BUCKSPORT, Maine — Six months after a local teenager died in a car crash on Bucks Mills Road, another teenager has been charged in connection with her death.
Taylor Darveau, 15, was a passenger in a 1999 Subaru wagon when the car went off the road on the evening of Oct. 3. Samantha Goode, 16, of Bucksport was driving northbound on Bucks Mills Road when the car struck a tree, police have said.
Darveau, a cheerleader and student at Bucksport High School, died as a result of the crash.
Carletta “Dee” Bassano, district attorney for Hancock County, said Goode was charged Wednesday evening with manslaughter and aggravated driving to endanger. She did not identify Goode by name but did confirm that it was the driver of the vehicle who has been charged.
She said she expects that Goode will be tried as a juvenile and that no one else has been charged in the case.
Because of the severity of the charges, the Bangor Daily News is naming the suspect.
Bassano declined to comment on other aspects of the case or on the investigation into the crash. She said the girl is expected to appear in court on the charges on May 9.
Darveau’s mother, Christina Darveau, said Wednesday evening — the day before the charges were announced — that she and her family had met with Bassano on Wednesday afternoon and “were pleased with the results” of the investigation.

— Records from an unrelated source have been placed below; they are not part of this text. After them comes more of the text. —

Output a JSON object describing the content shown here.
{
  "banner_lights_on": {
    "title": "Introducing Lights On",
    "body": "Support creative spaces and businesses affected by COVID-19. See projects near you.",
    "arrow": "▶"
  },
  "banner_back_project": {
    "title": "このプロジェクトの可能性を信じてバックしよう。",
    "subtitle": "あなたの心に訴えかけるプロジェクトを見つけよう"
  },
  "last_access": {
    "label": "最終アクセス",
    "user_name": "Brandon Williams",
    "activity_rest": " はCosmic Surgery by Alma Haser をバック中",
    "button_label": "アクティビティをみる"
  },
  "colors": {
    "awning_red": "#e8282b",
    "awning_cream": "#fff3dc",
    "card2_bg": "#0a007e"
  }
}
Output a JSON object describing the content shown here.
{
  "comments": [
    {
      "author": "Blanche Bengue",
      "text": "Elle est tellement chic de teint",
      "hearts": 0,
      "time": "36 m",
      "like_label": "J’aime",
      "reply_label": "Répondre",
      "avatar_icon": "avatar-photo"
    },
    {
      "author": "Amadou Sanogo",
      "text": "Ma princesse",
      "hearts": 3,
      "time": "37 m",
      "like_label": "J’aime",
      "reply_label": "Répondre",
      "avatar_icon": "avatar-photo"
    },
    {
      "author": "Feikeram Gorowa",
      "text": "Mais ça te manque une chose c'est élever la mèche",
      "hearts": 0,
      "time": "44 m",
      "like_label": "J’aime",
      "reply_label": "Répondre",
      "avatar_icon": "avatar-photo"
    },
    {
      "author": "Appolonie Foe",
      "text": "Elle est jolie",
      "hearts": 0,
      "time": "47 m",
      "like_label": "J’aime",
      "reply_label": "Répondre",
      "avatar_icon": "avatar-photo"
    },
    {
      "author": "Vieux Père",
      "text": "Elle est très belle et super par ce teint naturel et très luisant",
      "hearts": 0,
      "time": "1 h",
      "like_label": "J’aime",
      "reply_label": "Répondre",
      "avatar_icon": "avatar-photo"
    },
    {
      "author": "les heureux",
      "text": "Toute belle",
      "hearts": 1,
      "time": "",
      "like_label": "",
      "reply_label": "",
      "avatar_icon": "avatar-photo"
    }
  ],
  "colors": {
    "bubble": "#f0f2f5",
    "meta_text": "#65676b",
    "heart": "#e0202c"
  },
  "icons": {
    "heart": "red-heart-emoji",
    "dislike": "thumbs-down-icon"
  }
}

She declined further comment. Attempts to contact Christina Darveau on Thursday, after the charges were announced, were unsuccessful.
On the day Taylor Darveau died, she and Goode had attended a dinner earlier in the evening for football players and cheerleaders that was held at Bucksport High School, officials have said. The crash was reported to police at 6:22 p.m., not long after the dinner.
Darveau was taken from the accident scene to Eastern Maine Medical Center in Bangor, where she was pronounced dead. Goode survived the crash and has since resumed taking classes at Bucksport High School.
Aside from the issue of how the car was operated by Goode, Darveau was not supposed to be in the car as Goode was driving, according to state law. Being only 16, Goode had an intermediate license, which means she could not carry any passenger who was not an immediate family member unless the passenger was over 20 years old and had possessed a valid license for at least two years.
The law is aimed at reducing the likelihood of accidents, which according to some experts increases when a young driver has other young passengers in his or her car.